I began to wonder if this was not the greatest game on earth…how come nobody knows this…game sevens right and left, nail bighting finishes, OT’s come on people! And then came the Western Conference finals…Leafs vs. Kings…Gilmour, Clark, Andreychuk vs. Gretzky, Kurri, McSorley, and whole lot more fire power behind them could the leafs pull it off again? I hung on every game…a true pendulum swinging series and when we lost (that’s right I said “we”) in the third period I finally realized that heartache is not just a metaphorical thing…it is real…your heart LITERALLY ACHES!  But in that heartache my maple leafs fandom would be secured and in 1994 I road with them all the way to the conference finals again…and yes last year against Boston having a three goal lead in the third with eleven minutes to go and blowing what would have been an improbable series comeback hurt bad…real bad…really really bad.  But we press on.  But none of the wonders of fandom would have happened without that wonderful terrible wreck on a rainy spring day in the middle of the country.

LEAFS 92-93 Link

STANLEY CUP FINAL Link

Tuesday, December 3, 2013

My Roots and Earliest memories

Growing up in the heart of Wisconsin in the 1960s and 1970s you didn't hear much about hockey.   I had Minnesota roots, so I heard from there, but I never saw packs of hockey cards in stores, I never saw games on television, until well into the mid-1970s.   No one is to blame for this, the state is lovely, filled with Germans and Poles, cheese, beer, and sausage, and the love of football.    But my father loved a certain football team from Minnesota, and I hated the pressure to choose from the many great teams, or earn my father's approval and follow the Vikings.   I do not say this to complain, my emotional make up is as someone who avoids arguments, dislikes stress, and tries to help others rather than divide people.   (I am an INFJ on this chart.)   So I tended to like the Packers, and NY Jets from that rogue AFL, but didn't watch a lot of football because my father only watched the Vikings, and you couldn't be in the room really, if you didn't support his team.  He was an ardent fan.

So I sought other pursuits.   I played with little plastic men and recreated scenes of war and mayhem.  Lego building was awesome.   And I listened to the radio late at night when I couldn't sleep, which was often.   Sometimes I'd catch games of strange and exciting nature.  That game was called hockey.   But it wasn't until I had my own room in 1978, when we moved to a rural town that was high upon a series of hills, that the radio listening truly was possible.   The signal was amazing, and I listened to games from the baseball Twins who I adored now, and from Montreal, and Quebec, and Winnipeg, and other places I can't really remember.   The games in French from Canada were still quite exciting.   You could follow the action from the sound of the announcer's voice, and you could hear the names as they skated across the ice.   I had begun to follow teams in the sports pages too.   Minnesota North Stars were great, if disappointing.  The Winnipeg Jets were exciting, because they came from that "rogue" hockey league, as some called the WHA.  And I loved the Nordiques, with their French announcers and excitable crowds. 

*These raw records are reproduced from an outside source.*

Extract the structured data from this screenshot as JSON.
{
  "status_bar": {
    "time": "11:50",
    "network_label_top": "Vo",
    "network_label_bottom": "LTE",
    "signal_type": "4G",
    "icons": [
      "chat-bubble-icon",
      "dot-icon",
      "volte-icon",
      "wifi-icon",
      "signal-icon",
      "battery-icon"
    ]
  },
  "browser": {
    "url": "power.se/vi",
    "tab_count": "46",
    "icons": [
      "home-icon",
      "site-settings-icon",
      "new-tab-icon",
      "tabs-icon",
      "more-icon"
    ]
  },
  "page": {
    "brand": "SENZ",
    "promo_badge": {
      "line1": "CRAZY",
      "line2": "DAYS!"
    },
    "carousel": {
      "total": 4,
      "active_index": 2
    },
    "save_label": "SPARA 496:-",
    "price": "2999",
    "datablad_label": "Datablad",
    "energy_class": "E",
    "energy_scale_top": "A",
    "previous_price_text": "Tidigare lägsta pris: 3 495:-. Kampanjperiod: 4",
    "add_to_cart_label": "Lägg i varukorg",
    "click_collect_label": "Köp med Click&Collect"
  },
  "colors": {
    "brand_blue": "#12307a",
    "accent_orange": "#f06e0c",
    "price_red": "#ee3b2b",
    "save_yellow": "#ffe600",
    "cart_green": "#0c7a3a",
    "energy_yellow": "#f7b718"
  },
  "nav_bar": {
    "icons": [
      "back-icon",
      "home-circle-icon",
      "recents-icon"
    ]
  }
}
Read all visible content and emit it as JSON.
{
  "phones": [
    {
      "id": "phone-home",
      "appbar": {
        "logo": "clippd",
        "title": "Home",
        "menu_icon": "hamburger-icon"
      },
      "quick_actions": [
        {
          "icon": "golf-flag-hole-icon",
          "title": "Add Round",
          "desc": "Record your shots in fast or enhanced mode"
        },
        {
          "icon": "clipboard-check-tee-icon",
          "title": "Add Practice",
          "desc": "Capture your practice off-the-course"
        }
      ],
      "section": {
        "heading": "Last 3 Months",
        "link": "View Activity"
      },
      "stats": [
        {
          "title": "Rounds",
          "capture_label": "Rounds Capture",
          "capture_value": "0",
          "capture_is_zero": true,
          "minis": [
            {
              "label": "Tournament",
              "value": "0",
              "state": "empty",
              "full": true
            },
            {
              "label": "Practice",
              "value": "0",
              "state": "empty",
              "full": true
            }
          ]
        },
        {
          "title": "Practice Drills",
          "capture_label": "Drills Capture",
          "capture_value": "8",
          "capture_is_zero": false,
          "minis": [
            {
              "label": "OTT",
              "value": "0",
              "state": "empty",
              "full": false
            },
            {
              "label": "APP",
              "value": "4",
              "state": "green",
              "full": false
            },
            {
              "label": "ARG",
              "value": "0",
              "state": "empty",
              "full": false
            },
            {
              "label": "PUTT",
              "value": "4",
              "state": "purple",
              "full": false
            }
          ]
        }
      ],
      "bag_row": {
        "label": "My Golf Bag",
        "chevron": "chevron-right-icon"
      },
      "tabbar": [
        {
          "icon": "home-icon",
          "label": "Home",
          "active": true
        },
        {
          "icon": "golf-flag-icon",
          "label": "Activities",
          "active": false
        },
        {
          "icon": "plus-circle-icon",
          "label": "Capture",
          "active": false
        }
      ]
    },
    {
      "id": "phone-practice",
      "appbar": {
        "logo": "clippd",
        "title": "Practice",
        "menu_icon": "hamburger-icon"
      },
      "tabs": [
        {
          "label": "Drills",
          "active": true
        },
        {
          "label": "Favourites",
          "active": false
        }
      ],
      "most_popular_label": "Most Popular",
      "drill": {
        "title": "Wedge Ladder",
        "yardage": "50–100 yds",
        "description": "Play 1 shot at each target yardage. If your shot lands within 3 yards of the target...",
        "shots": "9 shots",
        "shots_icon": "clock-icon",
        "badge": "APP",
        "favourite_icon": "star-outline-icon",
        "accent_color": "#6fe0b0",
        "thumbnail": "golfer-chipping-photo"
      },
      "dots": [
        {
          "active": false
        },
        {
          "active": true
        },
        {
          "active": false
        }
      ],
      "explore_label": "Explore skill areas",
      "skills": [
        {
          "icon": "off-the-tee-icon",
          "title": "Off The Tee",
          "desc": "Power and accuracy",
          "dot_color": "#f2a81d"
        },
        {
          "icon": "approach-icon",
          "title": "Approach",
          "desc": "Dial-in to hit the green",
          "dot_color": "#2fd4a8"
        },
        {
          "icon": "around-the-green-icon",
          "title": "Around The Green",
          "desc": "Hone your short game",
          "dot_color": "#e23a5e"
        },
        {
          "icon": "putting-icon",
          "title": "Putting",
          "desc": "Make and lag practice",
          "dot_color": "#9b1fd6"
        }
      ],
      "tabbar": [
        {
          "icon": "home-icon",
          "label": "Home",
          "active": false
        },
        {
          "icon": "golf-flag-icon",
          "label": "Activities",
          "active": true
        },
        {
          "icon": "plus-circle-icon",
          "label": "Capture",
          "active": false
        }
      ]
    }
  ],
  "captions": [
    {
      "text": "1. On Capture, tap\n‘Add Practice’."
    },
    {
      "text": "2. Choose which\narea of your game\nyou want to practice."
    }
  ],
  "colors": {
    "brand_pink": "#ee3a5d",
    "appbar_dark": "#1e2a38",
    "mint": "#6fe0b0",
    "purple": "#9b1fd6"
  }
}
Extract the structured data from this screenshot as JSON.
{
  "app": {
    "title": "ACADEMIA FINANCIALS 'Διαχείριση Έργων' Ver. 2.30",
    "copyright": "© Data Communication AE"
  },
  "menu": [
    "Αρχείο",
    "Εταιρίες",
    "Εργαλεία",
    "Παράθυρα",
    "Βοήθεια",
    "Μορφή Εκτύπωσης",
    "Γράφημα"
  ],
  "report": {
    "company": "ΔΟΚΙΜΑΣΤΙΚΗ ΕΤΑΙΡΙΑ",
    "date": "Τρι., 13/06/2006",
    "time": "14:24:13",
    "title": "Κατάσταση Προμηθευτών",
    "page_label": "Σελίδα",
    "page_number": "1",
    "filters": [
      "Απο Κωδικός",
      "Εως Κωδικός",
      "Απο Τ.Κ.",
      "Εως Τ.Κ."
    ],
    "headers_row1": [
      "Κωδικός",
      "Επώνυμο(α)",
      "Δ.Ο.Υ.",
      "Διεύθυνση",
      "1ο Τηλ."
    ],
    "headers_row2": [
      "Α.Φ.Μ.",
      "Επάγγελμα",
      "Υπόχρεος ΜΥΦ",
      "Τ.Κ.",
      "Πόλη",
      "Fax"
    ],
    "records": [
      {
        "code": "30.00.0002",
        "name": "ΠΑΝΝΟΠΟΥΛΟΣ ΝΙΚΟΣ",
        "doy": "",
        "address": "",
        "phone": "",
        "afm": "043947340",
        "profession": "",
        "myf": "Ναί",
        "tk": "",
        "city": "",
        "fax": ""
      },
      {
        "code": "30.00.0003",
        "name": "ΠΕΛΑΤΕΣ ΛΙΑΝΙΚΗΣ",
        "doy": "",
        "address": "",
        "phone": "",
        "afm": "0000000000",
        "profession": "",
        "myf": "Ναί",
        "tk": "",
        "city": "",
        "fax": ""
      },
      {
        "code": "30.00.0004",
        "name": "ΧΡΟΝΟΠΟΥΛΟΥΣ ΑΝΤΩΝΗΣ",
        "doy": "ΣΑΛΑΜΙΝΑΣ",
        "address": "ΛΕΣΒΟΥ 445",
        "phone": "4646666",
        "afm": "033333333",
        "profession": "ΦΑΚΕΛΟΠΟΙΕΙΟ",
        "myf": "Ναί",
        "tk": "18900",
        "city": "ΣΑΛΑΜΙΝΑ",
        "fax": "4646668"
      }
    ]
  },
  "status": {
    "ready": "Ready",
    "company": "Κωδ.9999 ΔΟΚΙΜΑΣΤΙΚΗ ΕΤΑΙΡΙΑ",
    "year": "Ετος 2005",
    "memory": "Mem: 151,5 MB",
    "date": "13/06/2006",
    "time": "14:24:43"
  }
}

This led thereafter to my trying to find hockey on television.  Again, where we lived was a high point upon the horizon, so, there were a number of stations that came in somewhat visibly.   Duluth, Minnesota had the only channel that had hockey, and I watched, a number of times, over the weekends, Bulldog hockey.   The visuals weren't as good as the sound, sometimes it was like watching a hockey game with a massive snow storm going on, but, it was, none the less, more than what I had available in my area.    When I chose to go to a real college after my first year at community college I wanted to attend UMD.   It only seemed natural.